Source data
◆ ◆ ◆ ◆

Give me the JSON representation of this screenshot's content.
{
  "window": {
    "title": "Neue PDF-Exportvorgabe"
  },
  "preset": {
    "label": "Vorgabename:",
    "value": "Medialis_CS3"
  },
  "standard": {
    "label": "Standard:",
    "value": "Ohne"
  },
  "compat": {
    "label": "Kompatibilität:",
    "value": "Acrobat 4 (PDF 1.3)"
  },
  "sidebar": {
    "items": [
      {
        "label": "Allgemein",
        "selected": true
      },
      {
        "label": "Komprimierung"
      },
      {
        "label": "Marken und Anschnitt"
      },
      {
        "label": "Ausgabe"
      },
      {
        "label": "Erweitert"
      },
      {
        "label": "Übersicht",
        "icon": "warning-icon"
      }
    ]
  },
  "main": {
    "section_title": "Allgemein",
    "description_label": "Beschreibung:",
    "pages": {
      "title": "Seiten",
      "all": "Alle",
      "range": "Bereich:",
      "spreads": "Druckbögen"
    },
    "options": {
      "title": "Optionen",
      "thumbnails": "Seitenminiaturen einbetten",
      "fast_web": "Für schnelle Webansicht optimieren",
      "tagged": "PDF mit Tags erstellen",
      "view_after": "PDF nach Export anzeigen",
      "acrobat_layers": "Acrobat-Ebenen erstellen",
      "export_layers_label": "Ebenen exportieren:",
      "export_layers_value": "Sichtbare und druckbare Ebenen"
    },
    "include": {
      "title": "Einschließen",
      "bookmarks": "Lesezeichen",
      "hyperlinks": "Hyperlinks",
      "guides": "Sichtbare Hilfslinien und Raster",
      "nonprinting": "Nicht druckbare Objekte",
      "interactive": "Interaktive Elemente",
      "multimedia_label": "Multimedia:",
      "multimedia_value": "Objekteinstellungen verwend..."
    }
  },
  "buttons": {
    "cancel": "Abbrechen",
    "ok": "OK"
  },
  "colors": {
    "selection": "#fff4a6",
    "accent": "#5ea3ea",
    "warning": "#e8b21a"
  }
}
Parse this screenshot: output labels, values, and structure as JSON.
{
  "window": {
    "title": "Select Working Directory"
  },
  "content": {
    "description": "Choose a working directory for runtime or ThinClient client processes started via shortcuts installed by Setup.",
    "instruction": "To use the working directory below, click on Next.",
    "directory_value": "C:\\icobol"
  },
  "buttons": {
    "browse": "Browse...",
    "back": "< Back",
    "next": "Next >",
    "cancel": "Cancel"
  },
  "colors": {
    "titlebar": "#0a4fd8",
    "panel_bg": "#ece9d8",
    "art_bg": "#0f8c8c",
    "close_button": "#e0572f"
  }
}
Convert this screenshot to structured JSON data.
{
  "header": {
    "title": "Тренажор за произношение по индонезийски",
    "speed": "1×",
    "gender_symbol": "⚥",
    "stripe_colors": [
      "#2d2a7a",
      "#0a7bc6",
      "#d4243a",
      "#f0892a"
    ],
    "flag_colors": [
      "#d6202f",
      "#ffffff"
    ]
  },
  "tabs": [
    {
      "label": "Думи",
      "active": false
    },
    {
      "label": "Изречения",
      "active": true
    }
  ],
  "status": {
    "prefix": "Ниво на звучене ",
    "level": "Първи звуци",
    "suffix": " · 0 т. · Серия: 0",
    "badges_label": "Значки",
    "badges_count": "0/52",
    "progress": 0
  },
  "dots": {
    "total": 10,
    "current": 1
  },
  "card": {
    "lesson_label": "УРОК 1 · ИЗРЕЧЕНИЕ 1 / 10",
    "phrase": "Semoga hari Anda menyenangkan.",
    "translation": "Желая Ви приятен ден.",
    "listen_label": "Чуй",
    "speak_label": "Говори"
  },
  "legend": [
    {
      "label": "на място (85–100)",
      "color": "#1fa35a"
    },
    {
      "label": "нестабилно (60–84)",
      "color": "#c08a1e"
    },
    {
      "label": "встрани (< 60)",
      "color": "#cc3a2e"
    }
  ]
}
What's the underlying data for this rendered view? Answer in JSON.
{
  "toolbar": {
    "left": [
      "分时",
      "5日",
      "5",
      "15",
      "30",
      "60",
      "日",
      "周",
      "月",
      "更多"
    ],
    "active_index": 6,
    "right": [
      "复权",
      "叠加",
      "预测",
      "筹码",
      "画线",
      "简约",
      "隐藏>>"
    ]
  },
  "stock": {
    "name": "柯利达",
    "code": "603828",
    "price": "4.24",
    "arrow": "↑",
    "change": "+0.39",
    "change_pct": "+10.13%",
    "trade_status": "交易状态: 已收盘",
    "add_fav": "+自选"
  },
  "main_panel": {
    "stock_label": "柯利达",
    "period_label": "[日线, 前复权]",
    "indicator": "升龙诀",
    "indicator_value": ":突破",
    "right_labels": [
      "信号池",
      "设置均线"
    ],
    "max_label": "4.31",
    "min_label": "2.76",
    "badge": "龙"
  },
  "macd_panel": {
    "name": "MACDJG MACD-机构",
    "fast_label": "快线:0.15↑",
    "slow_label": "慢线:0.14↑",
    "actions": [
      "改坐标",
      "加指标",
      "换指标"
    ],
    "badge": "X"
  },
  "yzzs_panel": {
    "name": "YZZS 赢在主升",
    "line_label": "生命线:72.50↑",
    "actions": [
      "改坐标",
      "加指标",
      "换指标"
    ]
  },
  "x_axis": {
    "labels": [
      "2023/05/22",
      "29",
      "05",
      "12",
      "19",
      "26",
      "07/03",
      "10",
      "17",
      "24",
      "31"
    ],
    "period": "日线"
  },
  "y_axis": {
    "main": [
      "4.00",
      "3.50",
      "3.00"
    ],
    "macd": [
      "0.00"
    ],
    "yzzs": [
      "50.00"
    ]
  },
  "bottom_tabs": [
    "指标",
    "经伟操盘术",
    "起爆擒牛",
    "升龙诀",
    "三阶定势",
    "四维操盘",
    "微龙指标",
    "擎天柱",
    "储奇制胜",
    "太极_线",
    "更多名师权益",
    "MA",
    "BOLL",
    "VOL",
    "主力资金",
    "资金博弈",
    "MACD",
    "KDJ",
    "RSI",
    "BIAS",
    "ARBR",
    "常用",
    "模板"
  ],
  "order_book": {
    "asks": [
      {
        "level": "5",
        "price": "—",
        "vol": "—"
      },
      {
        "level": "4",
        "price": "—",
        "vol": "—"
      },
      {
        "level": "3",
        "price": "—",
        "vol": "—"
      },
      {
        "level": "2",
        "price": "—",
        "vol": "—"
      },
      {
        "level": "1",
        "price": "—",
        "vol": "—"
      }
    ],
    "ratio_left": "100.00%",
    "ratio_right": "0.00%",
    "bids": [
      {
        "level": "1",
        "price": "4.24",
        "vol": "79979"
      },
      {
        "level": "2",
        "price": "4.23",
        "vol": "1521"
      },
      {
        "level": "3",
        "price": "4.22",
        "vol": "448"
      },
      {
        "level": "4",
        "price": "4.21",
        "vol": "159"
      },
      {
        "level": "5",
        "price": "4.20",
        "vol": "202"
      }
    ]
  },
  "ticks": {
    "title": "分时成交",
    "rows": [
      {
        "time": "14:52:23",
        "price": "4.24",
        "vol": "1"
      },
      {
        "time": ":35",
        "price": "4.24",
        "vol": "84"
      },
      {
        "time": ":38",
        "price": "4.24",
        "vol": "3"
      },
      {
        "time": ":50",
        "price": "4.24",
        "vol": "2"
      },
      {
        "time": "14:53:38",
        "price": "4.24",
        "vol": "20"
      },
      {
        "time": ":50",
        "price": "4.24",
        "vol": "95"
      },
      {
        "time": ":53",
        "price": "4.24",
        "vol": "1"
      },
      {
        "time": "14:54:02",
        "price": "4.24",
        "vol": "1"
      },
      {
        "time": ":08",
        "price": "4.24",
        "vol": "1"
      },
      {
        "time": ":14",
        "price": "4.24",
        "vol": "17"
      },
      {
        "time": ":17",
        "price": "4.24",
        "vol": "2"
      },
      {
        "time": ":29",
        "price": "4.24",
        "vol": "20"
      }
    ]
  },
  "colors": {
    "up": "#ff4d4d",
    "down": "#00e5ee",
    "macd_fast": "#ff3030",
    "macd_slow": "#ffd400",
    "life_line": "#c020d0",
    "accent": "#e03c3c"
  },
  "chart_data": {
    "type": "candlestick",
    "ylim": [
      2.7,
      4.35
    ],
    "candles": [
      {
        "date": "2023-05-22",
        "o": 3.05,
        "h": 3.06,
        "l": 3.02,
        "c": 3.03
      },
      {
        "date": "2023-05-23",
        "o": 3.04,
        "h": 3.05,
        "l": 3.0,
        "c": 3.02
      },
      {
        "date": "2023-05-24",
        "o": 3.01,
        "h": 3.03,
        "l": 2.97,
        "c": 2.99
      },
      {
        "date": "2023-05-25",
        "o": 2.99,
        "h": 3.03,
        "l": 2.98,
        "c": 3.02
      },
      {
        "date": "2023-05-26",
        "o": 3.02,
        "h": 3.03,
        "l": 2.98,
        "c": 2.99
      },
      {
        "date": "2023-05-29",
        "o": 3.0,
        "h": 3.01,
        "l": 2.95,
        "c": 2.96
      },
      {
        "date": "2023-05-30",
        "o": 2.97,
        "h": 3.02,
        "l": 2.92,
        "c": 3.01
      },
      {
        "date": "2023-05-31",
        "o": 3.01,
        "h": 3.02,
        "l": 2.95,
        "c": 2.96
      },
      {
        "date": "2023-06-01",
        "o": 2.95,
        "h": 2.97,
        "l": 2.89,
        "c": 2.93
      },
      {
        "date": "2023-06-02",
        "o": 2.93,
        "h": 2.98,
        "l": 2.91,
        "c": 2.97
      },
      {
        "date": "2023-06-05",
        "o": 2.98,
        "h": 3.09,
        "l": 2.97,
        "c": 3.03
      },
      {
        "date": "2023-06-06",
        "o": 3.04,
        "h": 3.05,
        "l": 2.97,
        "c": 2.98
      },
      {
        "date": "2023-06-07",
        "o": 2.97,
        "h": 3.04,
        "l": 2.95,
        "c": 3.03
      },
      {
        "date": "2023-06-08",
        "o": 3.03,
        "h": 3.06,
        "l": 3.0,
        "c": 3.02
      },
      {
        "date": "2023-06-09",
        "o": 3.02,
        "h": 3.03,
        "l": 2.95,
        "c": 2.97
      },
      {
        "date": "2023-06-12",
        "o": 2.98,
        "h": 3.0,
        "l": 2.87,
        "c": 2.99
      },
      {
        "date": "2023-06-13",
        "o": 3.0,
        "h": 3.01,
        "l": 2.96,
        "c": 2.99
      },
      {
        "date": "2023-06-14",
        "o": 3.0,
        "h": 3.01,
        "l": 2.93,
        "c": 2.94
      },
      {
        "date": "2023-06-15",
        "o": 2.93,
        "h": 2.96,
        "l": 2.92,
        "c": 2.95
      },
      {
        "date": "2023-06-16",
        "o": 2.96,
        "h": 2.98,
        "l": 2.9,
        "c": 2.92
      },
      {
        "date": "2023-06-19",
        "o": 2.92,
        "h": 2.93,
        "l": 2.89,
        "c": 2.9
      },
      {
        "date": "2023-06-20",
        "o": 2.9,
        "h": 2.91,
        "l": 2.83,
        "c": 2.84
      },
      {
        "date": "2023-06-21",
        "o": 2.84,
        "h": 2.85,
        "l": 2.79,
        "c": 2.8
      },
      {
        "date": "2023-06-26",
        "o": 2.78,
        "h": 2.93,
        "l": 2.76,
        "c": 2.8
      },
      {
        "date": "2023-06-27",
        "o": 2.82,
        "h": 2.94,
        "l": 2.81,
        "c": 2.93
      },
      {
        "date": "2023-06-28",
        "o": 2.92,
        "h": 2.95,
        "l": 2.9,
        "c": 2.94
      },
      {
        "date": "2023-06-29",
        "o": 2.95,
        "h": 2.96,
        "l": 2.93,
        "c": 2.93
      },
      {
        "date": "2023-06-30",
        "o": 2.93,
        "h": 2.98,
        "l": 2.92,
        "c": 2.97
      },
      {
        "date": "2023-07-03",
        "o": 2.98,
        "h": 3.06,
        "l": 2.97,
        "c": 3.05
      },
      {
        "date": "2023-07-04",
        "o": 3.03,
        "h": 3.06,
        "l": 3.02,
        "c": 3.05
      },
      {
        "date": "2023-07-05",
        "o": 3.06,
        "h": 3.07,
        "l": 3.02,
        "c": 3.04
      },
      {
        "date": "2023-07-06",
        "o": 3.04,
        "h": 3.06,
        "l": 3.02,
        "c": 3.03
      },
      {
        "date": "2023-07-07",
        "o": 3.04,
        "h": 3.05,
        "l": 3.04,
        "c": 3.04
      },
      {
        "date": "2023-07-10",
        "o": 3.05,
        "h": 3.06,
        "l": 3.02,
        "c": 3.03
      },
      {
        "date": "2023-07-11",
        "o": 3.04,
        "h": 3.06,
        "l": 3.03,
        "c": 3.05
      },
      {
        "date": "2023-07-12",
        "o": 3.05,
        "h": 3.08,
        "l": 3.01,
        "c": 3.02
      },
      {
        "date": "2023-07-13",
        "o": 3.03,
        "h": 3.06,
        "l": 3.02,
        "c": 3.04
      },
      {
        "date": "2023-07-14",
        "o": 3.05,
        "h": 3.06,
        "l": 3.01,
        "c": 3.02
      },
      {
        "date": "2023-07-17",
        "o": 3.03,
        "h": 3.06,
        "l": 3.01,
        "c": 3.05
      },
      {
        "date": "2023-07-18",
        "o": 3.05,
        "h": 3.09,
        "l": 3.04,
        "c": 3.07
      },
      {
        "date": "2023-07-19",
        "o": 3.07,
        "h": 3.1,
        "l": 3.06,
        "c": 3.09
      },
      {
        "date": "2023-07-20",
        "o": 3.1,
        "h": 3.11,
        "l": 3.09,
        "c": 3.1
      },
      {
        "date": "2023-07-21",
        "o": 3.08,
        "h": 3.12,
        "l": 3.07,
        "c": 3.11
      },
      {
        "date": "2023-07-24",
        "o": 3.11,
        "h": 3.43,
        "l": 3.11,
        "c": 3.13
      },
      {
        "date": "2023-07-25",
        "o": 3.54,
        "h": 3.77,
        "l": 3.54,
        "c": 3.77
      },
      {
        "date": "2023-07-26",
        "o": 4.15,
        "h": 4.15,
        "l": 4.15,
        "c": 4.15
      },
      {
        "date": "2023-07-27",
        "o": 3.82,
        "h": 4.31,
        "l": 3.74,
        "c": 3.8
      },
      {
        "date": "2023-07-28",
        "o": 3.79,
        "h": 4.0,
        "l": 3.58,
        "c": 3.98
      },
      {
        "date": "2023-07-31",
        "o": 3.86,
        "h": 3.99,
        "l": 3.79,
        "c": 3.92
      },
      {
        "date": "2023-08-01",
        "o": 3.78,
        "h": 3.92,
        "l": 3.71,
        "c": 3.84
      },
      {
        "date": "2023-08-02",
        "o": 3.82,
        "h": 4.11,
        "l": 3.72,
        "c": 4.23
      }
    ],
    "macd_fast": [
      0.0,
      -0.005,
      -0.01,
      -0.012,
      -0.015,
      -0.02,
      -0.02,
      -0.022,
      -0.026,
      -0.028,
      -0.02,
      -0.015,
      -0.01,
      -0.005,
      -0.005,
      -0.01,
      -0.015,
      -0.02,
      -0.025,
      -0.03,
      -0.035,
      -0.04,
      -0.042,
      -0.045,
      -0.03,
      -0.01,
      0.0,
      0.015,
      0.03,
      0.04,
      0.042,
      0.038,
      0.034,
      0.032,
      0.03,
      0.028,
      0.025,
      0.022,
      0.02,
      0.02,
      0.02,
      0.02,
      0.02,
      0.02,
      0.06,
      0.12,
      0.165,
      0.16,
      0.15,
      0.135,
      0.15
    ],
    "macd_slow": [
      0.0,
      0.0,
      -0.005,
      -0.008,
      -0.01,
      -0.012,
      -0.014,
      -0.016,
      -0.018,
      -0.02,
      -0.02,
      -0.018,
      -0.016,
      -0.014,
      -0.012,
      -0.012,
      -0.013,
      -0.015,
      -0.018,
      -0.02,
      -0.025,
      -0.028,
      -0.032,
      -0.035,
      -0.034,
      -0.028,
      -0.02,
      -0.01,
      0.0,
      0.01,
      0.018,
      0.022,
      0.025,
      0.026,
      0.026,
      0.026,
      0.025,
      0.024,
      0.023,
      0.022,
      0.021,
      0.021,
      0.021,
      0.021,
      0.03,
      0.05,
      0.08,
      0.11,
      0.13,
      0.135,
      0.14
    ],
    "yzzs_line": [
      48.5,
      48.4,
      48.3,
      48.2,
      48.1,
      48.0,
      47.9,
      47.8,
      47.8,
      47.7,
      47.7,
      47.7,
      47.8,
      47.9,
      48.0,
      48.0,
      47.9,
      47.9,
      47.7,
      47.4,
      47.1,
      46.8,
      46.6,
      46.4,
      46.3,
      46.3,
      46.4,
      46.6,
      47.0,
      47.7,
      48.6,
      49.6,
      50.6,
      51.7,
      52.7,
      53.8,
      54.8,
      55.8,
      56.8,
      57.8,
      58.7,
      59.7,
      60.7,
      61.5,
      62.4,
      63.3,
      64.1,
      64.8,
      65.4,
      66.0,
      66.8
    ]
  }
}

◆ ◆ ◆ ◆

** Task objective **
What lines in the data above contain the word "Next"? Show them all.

** Response box **
    "instruction": "To use the working directory below, click on Next.",
    "next": "Next >",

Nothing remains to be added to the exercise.